Two limited liability Luxembourg companies ("Lux Co 1" and "Lux Co 2") were created, on the same day, by the ultimate investors based in the UK and Monaco. Lux Co 1 owned Lux Co 2.

A few months later, Lux Co 2 created five Danish entities ("Danish Cos"), which subsequently purchased ("Purchase") French real estate or special purpose French vehicles owning French real estate ("French Assets").

Subsequently, Danish Cos sold the French Assets ("Sale"), resulting in an aggregate capital gain of €70 million ("Capital Gain"). Before the actual Purchase and Sale took place, Lux Co 2 had signed a protocol documenting the principle of the disposal of the French Assets.

The FTA took the position that, for the purposes of the AOL procedure, Lux Co 2, rather than Danish Cos, should be viewed as having realized the Capital Gain, i.e. Lux Co 2 should be treated as if having effected directly the Purchase and Sale of the French Assets, the intermediation of Danish Cos (totally controlled by Lux Co 2 and without economic substance) being enacted with the sole motivation of avoiding French tax on the Capital Gain.

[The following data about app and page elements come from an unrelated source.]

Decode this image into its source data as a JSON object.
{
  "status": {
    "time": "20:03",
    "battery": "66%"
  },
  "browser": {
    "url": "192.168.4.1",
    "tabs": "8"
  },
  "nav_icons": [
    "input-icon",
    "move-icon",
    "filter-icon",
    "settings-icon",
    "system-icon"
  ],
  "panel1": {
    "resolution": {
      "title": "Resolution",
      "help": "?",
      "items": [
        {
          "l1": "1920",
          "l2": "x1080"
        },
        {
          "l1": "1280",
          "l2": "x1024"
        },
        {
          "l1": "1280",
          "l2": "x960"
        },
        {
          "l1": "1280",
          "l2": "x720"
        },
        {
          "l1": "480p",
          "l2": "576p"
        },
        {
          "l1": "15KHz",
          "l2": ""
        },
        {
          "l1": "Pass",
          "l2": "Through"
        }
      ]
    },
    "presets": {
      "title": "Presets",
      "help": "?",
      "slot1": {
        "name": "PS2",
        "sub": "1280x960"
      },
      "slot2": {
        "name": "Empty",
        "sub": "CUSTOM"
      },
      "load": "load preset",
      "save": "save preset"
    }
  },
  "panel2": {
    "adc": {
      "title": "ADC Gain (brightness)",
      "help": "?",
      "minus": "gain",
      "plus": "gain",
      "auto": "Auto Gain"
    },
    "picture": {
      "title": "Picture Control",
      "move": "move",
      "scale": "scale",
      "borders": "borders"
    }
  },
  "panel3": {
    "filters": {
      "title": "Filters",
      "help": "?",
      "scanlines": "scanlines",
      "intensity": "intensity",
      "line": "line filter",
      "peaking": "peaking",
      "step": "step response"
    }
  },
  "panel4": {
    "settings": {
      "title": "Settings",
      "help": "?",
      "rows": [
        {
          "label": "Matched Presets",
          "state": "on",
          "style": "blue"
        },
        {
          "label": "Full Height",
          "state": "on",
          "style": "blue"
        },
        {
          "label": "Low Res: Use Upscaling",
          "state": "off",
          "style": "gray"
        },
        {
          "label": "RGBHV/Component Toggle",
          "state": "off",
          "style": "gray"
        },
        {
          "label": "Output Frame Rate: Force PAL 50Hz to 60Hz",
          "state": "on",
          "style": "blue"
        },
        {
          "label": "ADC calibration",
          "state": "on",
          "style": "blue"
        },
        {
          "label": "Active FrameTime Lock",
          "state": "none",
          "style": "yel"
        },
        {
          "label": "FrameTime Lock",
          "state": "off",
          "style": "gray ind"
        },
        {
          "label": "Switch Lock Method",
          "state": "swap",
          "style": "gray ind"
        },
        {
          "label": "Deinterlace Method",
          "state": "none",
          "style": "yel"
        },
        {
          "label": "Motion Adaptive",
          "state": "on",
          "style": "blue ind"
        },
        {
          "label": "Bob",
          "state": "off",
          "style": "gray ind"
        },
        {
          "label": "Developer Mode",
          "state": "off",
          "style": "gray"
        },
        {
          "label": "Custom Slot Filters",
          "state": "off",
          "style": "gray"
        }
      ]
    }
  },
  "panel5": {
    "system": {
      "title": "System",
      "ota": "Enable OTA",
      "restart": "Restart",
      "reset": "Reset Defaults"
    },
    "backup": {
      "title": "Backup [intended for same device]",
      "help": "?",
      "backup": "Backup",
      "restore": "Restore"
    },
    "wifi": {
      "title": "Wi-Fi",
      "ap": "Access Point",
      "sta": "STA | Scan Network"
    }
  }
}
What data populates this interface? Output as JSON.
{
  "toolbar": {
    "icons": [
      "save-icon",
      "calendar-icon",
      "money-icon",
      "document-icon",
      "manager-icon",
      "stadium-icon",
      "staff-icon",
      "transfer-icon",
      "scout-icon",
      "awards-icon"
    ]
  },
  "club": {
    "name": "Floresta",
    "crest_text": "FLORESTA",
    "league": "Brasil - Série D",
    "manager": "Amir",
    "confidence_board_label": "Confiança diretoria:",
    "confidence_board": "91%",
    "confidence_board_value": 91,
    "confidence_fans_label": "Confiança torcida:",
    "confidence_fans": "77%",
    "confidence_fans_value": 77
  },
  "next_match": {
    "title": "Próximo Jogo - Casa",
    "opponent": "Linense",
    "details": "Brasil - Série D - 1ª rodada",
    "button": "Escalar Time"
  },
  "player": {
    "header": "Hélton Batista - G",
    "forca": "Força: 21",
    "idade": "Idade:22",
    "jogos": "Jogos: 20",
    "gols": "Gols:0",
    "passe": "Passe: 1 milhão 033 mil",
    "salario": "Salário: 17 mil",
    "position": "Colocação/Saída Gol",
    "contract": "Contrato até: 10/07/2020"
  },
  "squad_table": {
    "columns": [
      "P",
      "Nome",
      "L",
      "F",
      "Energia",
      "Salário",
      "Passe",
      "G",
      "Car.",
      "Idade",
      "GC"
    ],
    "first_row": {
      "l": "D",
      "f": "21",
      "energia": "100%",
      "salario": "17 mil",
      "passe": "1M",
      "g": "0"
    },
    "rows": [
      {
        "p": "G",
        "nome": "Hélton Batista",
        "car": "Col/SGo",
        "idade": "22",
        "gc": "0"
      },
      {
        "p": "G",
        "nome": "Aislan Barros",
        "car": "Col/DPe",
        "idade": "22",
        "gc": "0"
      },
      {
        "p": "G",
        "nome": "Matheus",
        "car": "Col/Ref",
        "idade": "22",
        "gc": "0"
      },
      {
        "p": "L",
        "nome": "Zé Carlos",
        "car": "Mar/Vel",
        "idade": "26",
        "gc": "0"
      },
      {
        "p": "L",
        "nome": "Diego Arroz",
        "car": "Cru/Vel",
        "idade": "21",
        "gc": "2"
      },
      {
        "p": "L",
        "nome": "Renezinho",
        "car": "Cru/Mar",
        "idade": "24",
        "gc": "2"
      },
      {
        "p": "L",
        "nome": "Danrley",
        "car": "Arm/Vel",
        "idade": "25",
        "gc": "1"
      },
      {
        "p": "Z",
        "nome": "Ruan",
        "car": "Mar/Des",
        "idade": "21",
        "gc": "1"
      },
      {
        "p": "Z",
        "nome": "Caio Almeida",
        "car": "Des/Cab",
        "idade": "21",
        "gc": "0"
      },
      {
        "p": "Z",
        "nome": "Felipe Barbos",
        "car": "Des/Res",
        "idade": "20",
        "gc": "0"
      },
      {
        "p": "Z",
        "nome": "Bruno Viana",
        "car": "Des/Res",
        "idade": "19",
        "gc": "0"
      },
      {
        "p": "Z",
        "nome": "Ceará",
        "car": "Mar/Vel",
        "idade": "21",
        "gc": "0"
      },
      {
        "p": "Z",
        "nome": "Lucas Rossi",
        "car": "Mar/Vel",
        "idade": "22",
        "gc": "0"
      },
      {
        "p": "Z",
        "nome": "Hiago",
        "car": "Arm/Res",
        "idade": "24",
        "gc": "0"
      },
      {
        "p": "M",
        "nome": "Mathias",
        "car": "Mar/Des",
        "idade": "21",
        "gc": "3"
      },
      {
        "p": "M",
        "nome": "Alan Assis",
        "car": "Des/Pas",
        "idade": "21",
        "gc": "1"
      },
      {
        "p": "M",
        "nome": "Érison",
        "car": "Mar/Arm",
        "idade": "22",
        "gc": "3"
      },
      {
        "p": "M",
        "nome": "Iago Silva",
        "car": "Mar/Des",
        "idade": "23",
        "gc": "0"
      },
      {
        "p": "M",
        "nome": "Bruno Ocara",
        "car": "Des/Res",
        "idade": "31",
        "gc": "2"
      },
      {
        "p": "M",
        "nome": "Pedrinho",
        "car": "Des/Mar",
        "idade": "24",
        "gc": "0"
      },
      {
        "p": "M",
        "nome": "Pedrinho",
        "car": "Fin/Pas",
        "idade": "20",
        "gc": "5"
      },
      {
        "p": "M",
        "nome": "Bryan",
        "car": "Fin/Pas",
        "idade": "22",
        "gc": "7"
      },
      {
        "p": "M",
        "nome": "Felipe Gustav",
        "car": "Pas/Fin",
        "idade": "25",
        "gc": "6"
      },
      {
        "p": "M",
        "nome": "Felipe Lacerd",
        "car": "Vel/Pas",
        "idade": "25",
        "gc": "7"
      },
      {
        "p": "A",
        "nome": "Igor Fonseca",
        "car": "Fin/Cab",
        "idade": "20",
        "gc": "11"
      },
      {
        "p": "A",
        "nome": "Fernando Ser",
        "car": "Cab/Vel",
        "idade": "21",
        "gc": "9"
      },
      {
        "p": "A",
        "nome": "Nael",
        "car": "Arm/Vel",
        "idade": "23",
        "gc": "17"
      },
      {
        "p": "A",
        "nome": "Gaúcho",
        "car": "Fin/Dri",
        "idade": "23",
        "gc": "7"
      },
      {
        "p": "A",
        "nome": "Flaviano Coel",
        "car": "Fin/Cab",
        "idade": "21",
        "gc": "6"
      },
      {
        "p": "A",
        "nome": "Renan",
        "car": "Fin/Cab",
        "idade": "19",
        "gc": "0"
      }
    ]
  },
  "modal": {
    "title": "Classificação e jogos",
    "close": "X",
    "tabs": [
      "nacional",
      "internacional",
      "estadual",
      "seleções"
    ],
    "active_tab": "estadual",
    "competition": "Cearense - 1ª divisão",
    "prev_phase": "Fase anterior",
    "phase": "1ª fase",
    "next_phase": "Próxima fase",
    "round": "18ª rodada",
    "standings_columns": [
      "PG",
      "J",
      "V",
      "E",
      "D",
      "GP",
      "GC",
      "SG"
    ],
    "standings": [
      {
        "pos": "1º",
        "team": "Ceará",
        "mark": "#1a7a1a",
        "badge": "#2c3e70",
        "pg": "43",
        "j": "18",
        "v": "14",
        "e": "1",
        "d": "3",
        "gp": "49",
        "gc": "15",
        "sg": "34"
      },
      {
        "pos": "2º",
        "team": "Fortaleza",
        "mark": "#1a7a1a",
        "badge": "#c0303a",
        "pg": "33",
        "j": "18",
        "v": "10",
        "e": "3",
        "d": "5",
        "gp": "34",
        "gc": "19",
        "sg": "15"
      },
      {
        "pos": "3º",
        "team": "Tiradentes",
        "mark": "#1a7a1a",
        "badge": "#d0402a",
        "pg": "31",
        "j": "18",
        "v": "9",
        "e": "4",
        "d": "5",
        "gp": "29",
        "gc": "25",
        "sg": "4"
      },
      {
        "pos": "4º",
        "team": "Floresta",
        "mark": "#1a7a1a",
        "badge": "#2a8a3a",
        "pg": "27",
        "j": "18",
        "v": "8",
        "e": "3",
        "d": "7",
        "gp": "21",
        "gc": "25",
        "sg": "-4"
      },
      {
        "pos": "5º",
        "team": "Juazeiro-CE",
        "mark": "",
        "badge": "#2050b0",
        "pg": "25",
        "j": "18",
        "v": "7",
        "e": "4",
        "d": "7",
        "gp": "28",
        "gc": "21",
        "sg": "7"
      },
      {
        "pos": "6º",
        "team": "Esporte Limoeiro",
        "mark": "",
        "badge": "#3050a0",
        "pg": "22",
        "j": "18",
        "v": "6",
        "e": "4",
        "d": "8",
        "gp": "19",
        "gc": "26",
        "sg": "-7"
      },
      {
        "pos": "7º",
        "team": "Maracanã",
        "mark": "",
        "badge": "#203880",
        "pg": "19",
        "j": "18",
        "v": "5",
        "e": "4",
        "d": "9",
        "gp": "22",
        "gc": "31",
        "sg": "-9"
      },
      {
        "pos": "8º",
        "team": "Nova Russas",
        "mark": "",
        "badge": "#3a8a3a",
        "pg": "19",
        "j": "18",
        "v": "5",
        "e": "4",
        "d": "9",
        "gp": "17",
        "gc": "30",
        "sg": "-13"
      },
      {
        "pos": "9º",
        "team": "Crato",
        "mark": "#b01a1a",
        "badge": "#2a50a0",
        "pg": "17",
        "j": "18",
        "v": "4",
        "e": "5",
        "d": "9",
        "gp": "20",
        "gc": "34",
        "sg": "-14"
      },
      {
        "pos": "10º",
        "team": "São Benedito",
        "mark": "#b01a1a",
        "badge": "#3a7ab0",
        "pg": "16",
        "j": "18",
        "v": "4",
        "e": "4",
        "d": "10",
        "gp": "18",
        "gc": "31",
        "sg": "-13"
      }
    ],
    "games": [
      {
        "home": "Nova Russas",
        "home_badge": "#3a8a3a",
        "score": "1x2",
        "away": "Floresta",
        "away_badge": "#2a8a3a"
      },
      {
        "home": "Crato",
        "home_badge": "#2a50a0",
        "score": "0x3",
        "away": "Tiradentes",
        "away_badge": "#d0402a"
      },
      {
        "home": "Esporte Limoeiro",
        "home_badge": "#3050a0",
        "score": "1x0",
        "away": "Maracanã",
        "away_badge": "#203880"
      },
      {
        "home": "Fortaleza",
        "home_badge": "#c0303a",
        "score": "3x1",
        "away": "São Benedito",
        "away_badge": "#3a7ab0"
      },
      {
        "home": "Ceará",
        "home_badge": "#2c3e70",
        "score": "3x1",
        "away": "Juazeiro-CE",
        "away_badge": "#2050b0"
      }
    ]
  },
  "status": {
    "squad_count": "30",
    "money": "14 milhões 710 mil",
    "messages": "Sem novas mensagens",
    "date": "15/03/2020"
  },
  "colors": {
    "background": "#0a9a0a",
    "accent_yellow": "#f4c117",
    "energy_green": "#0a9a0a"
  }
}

The AoL Committee ruled in favor of the FTA, on the basis of the following arguments:

  • Under the then-applicable Danish/French double tax treaty, the French real estate capital gains were not taxable in either jurisdiction; the situation was the same under the Luxembourg/French double tax treaty, before the treatment was changed from January 1, 2008 (where such capital gain became taxable in France).

  • Lux Co 2 implemented all the necessary steps for the Purchase and Sale of the French Assets even before the Danish Cos were created; notably the relevant market counterparties dealt only with Lux Co 1 and Lux Co 2, and all the transfers of the related cash flows took place in Luxembourg.

  • The Danish Cos were created only because of the above change in the Luxembourg/French double tax treaty; in other words, the incorporation of the Danish Cos had no other purpose than to avoid (by using the Danish/French double tax treaty) the French tax that would have been due if the Capital Gain were realized by Lux Co 2.

  • The AoL procedure should be applicable given that the avoidance of the taxation of the Capital Gain is against the objectives of the Danish/French double tax treaty, where such nontaxation derives from the purely tax-motivated incorporation of the Danish entities.

  • The AoL Committee also decided that Lux Co 2 had the principal initiative to set up the structure challenged under the AoL procedure and, accordingly, should be liable to the 80 percent penalty. NB: The AOL procedure provides for 80 percent and 40 percent penalties, the latter being applicable when the relevant taxpayer is neither the principal initiator nor the principal beneficiary of the relevant transaction.